Fahrenheit 451 Steps of Narrative Structure The novel Fahrenheit 451 by Ray Bradbury demonstrates and follows the steps of narrative structure throughout the story. Narrative structure describes the story and what form is used to tell the story by using exposition, rising action, climax, falling action, and resolution. The exposition is the beginning of the novel that offers the reader background facts and information, such as finding out and who the characters are and what role they play in the story and the setting. In the novel, the author gives a description of the setting and the characters in the first couple of chapters. The main character, Guy Montag is presented to the reader in a futuristic world as a fireman responsible of burning
The plot is very identical to each other. In the mythology, Theseus volunteers to kill the Minotaur, a monster that devoured many young maidens and youths. Collin 's told that "Katniss is a futuristic Theseus" (A killer story: An interview with Suzanne Collins, author of 'The Hunger Games ', Slj.com). The government was highly totalitarian and went as far to use their citizens for their entertainment by throwing them into the arena, while the Capitol citizens watched the tributes slowly and painfully die while doing their activities. The Capitol used their power to do something despicable and used the words "Treaty of Treason" to cover up their idea of preventing another rebellion.
In The Hunger Games by Suzanne Collins the overarching theme is being responsible is vital to survive in daily life, Katniss demonstrates this by caring for her family, being responsible for Peeta and his actions and being responsible for herself and her own actions. The theme is first represented by Katniss when she has to take responsibility for her mother and her sister Prim by feeding them and taking as much care as she can of them. In the first chapter Katniss explains that her father had died in the coal mines when she was only ten.
In the film: The Hunger Games, teenagers are picked into a killing games that consists of 24 tributes, two from the 12 districts, one male and one female, to kill each other until one person remains. When the time comes, Katniss did not expect that her sister would be picked in the reaping. It was Prim's first year, afterall, this is her first time.

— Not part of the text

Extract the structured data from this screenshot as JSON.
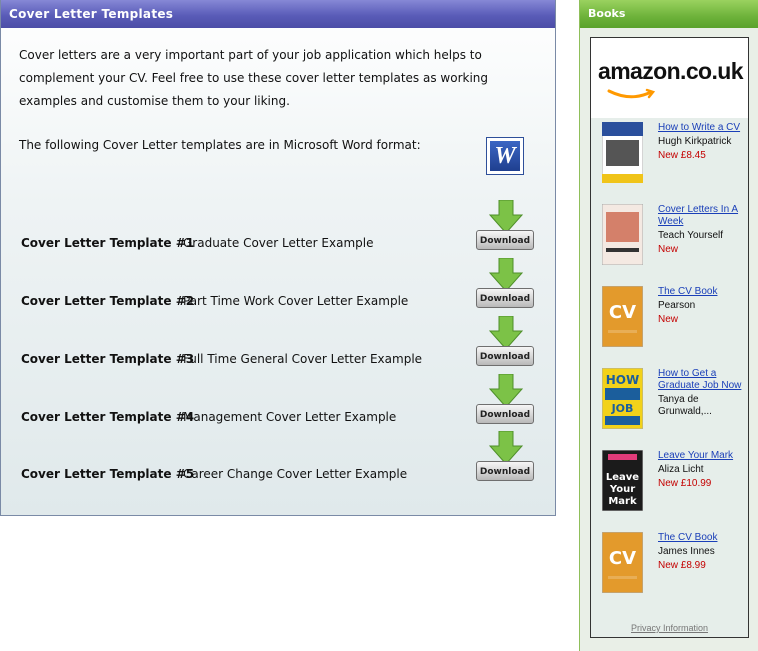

In an attempt, Katniss volunteers for her sister to save her life. She tells her sister that she would try to win for her.
They are really in hell facing their Enemy, the Gamekeepers, as they are constantly trying to throw the tributes off during the games. Moreover, Haymitch, Rue, and peeta are Katniss’ Allies in her journey in the arena fighting death. In addition, “The Ordeal is when the Hero engages in the central life or death situation, and/or faces his greatest fear” (Hall). The Ordeal in the Hunger Games appears when Katniss and peeta have to fight a pack of fierce wolves if they want

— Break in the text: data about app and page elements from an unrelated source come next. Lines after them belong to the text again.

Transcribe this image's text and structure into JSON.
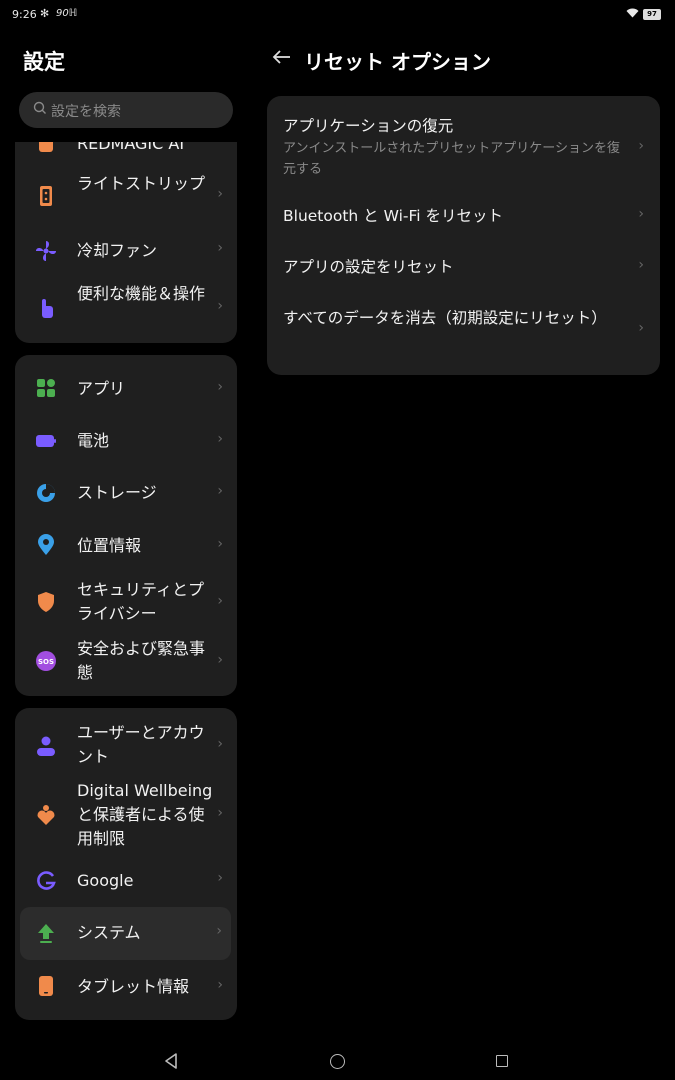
{
  "status": {
    "time": "9:26",
    "refresh": "90",
    "battery": "97"
  },
  "left": {
    "title": "設定",
    "search_placeholder": "設定を検索",
    "group1": [
      {
        "label": "REDMAGIC AI",
        "icon": "redmagic-ai-icon"
      },
      {
        "label": "ライトストリップ",
        "icon": "light-strip-icon"
      },
      {
        "label": "冷却ファン",
        "icon": "cooling-fan-icon"
      },
      {
        "label": "便利な機能＆操作",
        "icon": "gesture-hand-icon"
      }
    ],
    "group2": [
      {
        "label": "アプリ",
        "icon": "apps-grid-icon"
      },
      {
        "label": "電池",
        "icon": "battery-icon"
      },
      {
        "label": "ストレージ",
        "icon": "storage-pie-icon"
      },
      {
        "label": "位置情報",
        "icon": "location-pin-icon"
      },
      {
        "label": "セキュリティとプライバシー",
        "icon": "shield-icon"
      },
      {
        "label": "安全および緊急事態",
        "icon": "sos-icon"
      }
    ],
    "group3": [
      {
        "label": "ユーザーとアカウント",
        "icon": "user-icon"
      },
      {
        "label": "Digital Wellbeing と保護者による使用制限",
        "icon": "wellbeing-heart-icon"
      },
      {
        "label": "Google",
        "icon": "google-g-icon"
      },
      {
        "label": "システム",
        "icon": "system-update-icon"
      },
      {
        "label": "タブレット情報",
        "icon": "tablet-icon"
      }
    ],
    "selected": "システム"
  },
  "right": {
    "title": "リセット オプション",
    "options": [
      {
        "title": "アプリケーションの復元",
        "subtitle": "アンインストールされたプリセットアプリケーションを復元する"
      },
      {
        "title": "Bluetooth と Wi-Fi をリセット"
      },
      {
        "title": "アプリの設定をリセット"
      },
      {
        "title": "すべてのデータを消去（初期設定にリセット）"
      }
    ]
  },
  "colors": {
    "background": "#000000",
    "card": "#1f1f1f",
    "selected_row": "#2c2c2c",
    "secondary_text": "#8a8a8a",
    "accent_green": "#4caf50",
    "accent_orange": "#f08a4b",
    "accent_purple": "#7a5cff"
  }
}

“And may the odds be ever in your favor”. That is a quote from the book “The Hunger Games” by Suzanne Collins. There are many themes in the Hunger Games, but one of the biggest themes is rebellion. This essay is about the many acts of rebellion and standing up to people who “control” you (In this case, the Capital) from the book. Some examples of standing up to the capitol are when Peeta and Katniss both almost ate the berries that would've killed them both, when she gave Rue a burial with flowers, and when district 12 gave a 3 finger salute.
In The Hunger Games Trilogy, Katniss must fight to survive a series of survival games while freeing a whole nation from tyrannical oppression and poverty. She must go up against the Capital, a tyrannical dictatorship that holds total political and economic dominance over Panem. Years ago, a district known as District 13 started the first rebellion. However, even though they tried to get rid of the Capital, they were eventually destroyed and forgotten. Katniss aims to continue what they started and finish their
Archetypes describe the role of a character’s presence in a storyline. For example, in the The Hunger Games, there is a hero. The hero is Katniss Everdeen, whom attempts to save her district from total destruction. Each year, there is an annual game, in which two individuals, one of each sex, are chosen to represent one of the twelve districts in a gruesome and fatal survival-of-the-fittest battle. The individual chosen must embody compassion, courage, strength, selflessness and determination, all of the things in which Katniss possess.
In King’s Cage by Victoria Aveyard, the world is divided by blood type. In The Hunger Games by Suzanne Collins, Panem is a destroyed country divided into districts that send a male and female tribute to death every year. Both books present two female outcasts that are fed up with their worlds, and attempt to save themselves and the people they love. Aveyard and Collins both use character archetype and mood to present the theme of that when you are being controlled by someone you want to get out you want to get away. Even though it might be hard, as long as you hold what and who you love most you will always find a way back to them.